=== Task to complete ===
Search the records for the word "Ctrl" and copy each line in which it appears.
-- Opening Marker --
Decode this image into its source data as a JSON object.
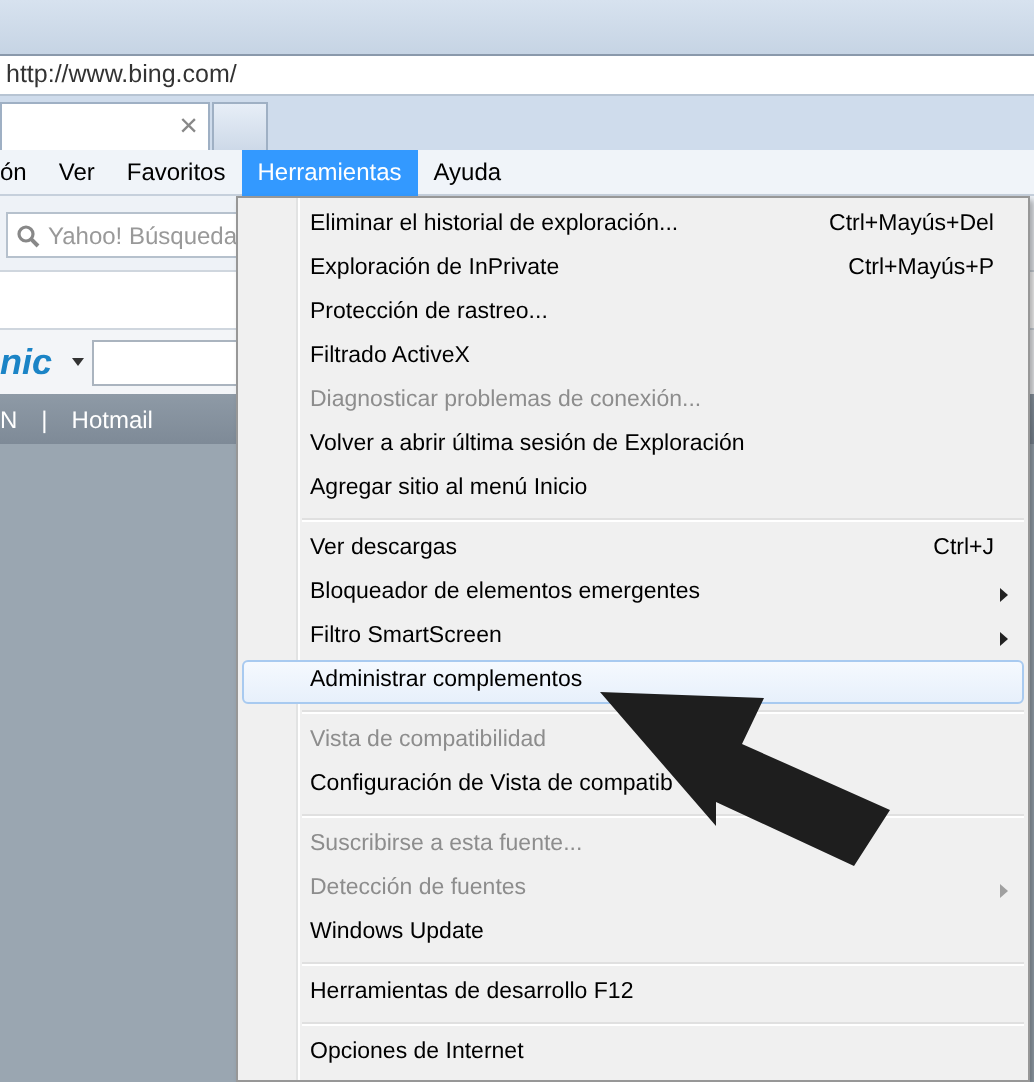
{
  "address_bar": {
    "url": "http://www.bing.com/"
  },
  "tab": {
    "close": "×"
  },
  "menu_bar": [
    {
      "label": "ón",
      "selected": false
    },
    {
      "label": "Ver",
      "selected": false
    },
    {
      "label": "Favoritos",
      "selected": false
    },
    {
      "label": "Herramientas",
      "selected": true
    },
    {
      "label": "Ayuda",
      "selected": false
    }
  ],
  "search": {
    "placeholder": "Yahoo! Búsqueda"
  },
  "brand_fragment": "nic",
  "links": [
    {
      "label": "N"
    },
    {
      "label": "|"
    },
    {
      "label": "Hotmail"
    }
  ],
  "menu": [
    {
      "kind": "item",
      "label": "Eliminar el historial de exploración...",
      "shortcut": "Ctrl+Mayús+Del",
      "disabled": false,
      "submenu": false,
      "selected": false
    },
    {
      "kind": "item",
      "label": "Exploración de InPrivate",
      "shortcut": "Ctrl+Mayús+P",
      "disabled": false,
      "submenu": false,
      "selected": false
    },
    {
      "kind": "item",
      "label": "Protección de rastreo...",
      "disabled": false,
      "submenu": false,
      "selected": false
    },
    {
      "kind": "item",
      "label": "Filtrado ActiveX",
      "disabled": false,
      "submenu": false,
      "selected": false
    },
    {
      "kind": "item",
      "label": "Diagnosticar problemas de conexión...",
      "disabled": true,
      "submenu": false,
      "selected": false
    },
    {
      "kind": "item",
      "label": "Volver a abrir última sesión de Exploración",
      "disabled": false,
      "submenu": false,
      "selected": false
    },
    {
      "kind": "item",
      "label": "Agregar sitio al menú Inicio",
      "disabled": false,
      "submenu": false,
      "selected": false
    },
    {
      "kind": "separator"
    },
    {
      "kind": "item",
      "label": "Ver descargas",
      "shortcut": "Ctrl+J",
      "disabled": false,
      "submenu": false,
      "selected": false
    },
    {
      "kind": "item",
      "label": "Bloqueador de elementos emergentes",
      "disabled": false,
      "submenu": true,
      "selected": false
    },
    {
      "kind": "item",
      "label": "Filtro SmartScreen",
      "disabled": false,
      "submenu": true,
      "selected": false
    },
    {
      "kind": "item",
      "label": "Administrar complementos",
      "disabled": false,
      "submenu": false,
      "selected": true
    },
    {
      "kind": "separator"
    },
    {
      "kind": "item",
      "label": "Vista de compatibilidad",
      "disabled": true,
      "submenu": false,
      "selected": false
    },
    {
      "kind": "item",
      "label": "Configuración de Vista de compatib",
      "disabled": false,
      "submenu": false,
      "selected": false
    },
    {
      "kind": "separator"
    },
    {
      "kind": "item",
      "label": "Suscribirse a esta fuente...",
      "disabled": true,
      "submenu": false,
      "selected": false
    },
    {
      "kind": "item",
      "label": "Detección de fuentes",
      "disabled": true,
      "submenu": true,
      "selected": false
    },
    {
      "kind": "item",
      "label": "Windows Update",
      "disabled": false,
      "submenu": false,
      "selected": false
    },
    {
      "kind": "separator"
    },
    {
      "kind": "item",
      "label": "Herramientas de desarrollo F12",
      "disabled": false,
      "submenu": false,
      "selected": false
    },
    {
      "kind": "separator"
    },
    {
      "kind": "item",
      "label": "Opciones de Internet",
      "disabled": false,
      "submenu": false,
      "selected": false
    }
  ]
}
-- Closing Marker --
=== Result of this task ===
      "shortcut": "Ctrl+Mayús+Del",
      "shortcut": "Ctrl+Mayús+P",
      "shortcut": "Ctrl+J",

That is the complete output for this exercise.